19. Campbell, Joseph, with Bill Moyers. The Power of Myth. New York: Anchor Books, 1991. pp.157-158.
20. Rowling, J.K. Harry Potter and the Prisoner of Azkaban. New York: Scholastic Press, 1999. p.207.
21. Campbell, Joseph, with Bill Moyers. The Power of Myth. New York: Anchor Books, 1991. p.158.
22. Rowling, J.K. Harry Potter and the Prisoner of Azkaban. New York: Scholastic Press, 1999. p.372.
23. Ibid. pp.371-372.
24. Ibid. p.372.
25. Ibid. p.107.
26. “Death-Hounds.” Death Central. 1998-2003. Monstrous.com. 28 Apr. 2006 http://death.monstrous.com/death-hounds.htm.
27. Rowling, J.K. Harry Potter and the Goblet of Fire. New York: Scholastic Press, 2000. p.521.
28. Ottershome. “What does ot*ter*pu*ka Mean?” ottershome.net. (site under construction) 28 Apr. 2006 http://www.ottershome.net/ottrpka.html.
29. Rowling, J.K. Harry Potter and the Prisoner of Azkaban. New York: Scholastic Press, 1999. p.289.
30. Campbell, Joseph. The Hero with a Thousand Faces. Princeton: Princeton University Press, 1973. p.101.
31. Rowling, J.K. Harry Potter and the Prisoner of Azkaban. New York: Scholastic Press, 1999. p.372.

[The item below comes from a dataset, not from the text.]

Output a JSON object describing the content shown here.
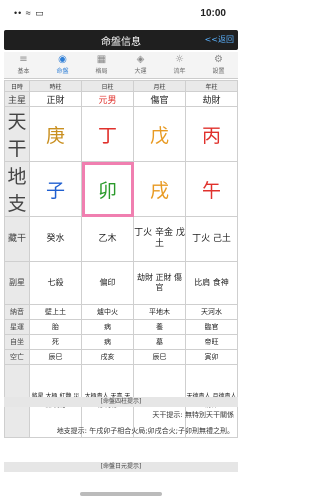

32. Campbell, Joseph, with Bill Moyers. The Power of Myth. New York: Anchor Books, 1991. pp.32-38.
33. Lionrhod. “Animal Totem Energies.” SeriousSilver. copyright Lionrhod, SeriousSilver.com & Martrildonno-Wings Designs 1997-2005. http://www.serioussilver.com/totemenergy/eagle.html.
36.Corelight and Leslie Temple-Thurston. “People and Lions: Mystery and Mythology.” 2006. Corelight. 28 Apr. 2006 http://www.corelight.org/lions/mythology.html.

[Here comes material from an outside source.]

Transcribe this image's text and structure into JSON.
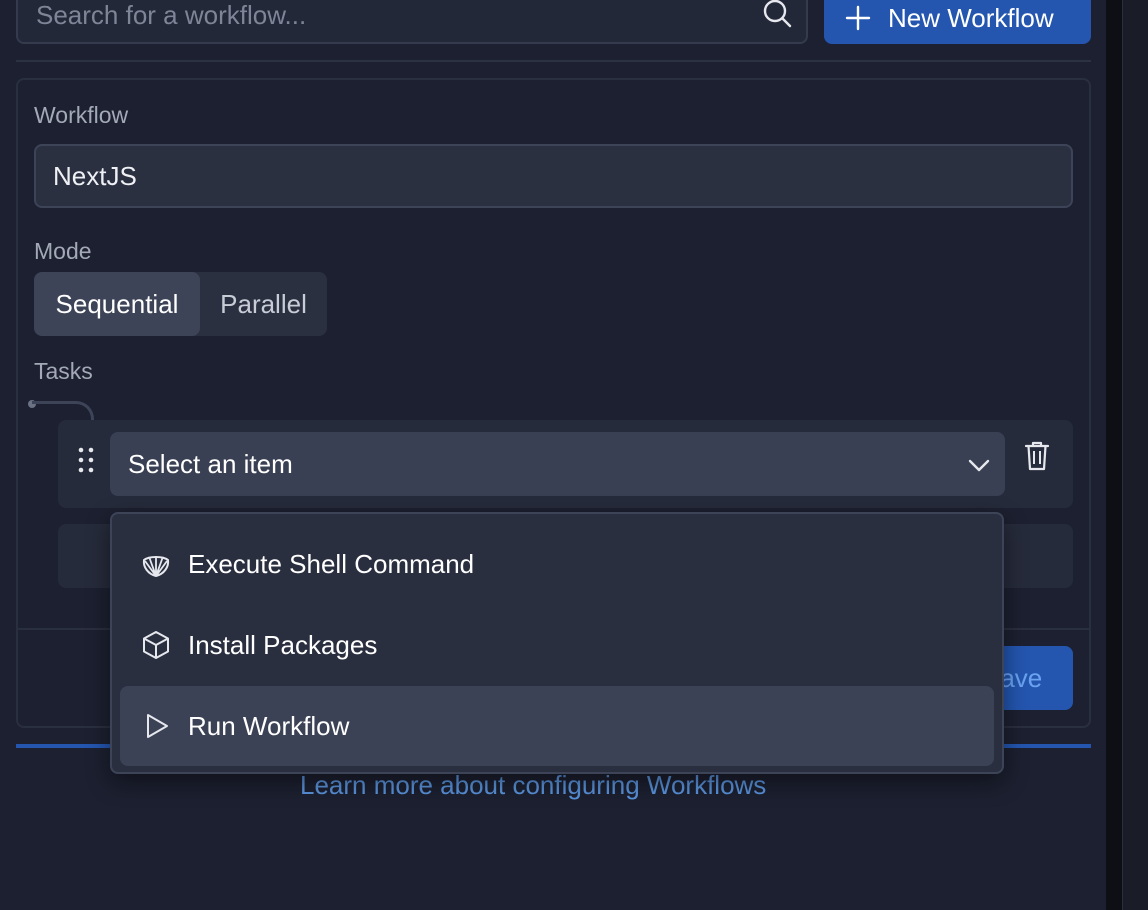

37. “Mythology Guide: Pegasus and the Chimaera.” 2002-2006. jalic LLC. 28 Apr. 2006 http://www.online-mythology.com/perasus_chimaera.
39. “Hippogriff-Hippogryph.” Lady Gryphon’s Magical Realm. 1999-2006. MythicalRealm.com. 28 Apr. 2006 http://www.mythicalrealm.com/creatures/hippogriff.html.

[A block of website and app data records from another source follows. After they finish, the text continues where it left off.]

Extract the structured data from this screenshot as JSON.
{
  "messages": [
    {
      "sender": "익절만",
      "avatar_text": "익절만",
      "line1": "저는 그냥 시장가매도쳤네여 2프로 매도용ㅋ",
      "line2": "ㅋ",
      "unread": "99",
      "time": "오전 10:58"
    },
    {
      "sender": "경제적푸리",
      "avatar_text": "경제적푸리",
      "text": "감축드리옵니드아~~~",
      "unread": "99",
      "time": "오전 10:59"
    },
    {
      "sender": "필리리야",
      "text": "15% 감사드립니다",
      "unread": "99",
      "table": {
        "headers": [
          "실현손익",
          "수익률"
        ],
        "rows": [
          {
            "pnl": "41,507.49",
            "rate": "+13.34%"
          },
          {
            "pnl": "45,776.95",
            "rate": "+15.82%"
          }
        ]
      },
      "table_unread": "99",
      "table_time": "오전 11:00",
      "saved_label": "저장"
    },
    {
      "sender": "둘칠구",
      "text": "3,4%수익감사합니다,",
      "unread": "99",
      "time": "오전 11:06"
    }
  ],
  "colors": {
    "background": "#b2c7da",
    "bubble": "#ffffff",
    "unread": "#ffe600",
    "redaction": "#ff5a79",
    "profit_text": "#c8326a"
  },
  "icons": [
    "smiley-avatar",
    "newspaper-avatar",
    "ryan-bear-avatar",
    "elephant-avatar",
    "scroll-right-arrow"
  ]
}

41. Dave. “Hippogriff.” Dave’s Mythical Creatures and Places. 4 July 2004. eAudrey. Visited 28 Apr. 2006 http://www.eaudrey.com/myth/hippogriff.htm.
42. Rowling, J.K. Harry Potter and the Prisoner of Azkaban. New York: Scholastic Press, 1999. p.116.
44. Ibid. p.414.
46. Ibid. p.415.
47. Campbell, Joseph, with Bill Moyers. The Power of Myth. New York: Anchor Books, 1991. p.53.
48. Rowling, J.K. Harry Potter and the Goblet of Fire. New York: Scholastic Press, 2000. p.24.
49. Brown, Richard. “The Archetypal Hero.” Karma Astrology. 1 Apr. 2006. Richard Brown. 15 Apr. 2006 http://www.karmastrology.com/rek_hero.shtml.
50. Campbell, Joseph, with Bill Moyers. The Power of Myth. New York: Anchor Books, 1991. p.167.
51. Rowling, J.K. Harry Potter and the Half-Blood Prince. New York: Scholastic Press. p.53.
52. Rowling, J.K. Harry Potter and the Order of the Phoenix. New York: Scholastic Press, 2003. p.516
53. Ibid. p. 831
54. Rowling, J.K. Harry Potter and the Sorcerer’s Stone. New York: Scholastic Press, 1997. p.297.
55. Translation by Lady Charlotte Guest. “The Mabinogian.” 2006. Mystic Realms. 28 Apr. 2006 http://www.lundyisleofavalon.co.uk/texts/welsh/index.htm.
56. Rowling, J.K. Harry Potter and the Order of the Phoenix. New York: Scholastic Press, 2003. p.58.
57. Ibid. pp.829-831.
58. Ibid. p.806.
Campbell, Joseph. The Hero with a Thousand Faces. Princeton: Princeton University Press, 1973.
Campbell, Joseph, with Bill Moyers. The Power of Myth. New York: Anchor Books, 1991.
Rowling, J.K. Harry Potter and the Sorcerer’s Stone. New York: Scholastic Press, 1007.
———. Harry Potter and the Prisoner of Azkaban. New York: Scholastic Press, 1999.
———. Harry Potter and the Goblet of Fire. New York: Scholastic Press, 2000.
———. Harry Potter and the Order of the Phoenix. New York: Scholastic Press, 2003.
———. Harry Potter and the Half-Blood Prince. New York: Scholastic Press, 2005.
Bob Reeder the Irish Balladeer, “Irish Mythology.” March 19, 2006. 2003 Bob Reeder and Blackthorn Records. 28 Apr. 2006 http://bobreeder.net/iemyth.htm.